#### SOURCE MATERIAL

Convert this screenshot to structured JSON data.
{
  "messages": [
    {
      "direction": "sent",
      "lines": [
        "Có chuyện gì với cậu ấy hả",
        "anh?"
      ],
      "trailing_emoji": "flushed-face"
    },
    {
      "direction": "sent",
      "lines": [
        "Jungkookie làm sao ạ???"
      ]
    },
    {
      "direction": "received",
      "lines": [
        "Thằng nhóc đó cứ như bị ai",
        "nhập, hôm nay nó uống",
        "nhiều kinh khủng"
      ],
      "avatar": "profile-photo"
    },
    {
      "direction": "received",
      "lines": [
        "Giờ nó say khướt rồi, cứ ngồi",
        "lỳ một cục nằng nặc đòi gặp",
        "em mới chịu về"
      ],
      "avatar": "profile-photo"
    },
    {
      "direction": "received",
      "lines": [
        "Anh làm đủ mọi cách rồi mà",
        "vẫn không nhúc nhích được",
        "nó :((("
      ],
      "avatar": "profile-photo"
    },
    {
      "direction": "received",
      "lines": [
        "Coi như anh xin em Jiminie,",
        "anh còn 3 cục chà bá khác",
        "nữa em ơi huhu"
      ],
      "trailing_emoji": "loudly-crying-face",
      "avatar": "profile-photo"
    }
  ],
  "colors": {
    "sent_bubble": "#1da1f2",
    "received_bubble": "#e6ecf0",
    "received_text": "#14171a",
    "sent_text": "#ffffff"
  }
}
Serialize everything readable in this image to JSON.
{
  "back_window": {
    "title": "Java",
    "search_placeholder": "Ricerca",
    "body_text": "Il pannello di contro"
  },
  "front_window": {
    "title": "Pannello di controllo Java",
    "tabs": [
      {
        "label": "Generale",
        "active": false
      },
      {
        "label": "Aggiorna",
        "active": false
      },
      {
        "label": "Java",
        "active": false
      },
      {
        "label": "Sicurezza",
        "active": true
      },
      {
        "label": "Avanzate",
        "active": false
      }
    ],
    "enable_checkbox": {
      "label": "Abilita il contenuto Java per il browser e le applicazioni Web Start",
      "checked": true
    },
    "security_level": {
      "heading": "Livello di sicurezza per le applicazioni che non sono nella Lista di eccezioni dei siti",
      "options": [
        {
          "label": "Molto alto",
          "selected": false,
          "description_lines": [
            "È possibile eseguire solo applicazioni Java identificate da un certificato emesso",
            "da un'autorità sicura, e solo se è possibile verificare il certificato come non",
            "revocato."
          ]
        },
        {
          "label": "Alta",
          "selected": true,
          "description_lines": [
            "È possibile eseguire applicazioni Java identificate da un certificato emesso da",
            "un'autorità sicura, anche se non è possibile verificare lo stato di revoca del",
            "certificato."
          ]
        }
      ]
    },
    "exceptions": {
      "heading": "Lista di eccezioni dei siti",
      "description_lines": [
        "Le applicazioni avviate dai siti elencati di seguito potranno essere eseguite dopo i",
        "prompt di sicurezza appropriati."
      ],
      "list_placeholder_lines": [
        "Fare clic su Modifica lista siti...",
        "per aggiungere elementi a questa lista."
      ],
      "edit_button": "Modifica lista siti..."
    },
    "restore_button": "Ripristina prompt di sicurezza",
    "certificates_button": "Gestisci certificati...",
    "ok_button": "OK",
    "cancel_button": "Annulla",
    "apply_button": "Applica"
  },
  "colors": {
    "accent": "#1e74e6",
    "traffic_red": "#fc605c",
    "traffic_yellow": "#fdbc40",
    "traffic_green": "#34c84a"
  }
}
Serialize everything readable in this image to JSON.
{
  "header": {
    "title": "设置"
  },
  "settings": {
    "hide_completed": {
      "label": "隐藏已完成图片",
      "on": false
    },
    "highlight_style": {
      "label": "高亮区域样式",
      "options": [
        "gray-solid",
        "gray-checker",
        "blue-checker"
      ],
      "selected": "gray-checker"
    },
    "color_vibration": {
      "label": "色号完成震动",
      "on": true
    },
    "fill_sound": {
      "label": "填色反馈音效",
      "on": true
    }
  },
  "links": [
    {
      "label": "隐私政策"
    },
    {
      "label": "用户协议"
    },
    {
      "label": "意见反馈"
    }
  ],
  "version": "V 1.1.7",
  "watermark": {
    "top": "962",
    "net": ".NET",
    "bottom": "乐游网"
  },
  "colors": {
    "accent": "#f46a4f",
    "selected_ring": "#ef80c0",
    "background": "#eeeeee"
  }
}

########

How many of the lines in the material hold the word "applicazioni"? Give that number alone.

| SOLUTION TO THIS TASK |
5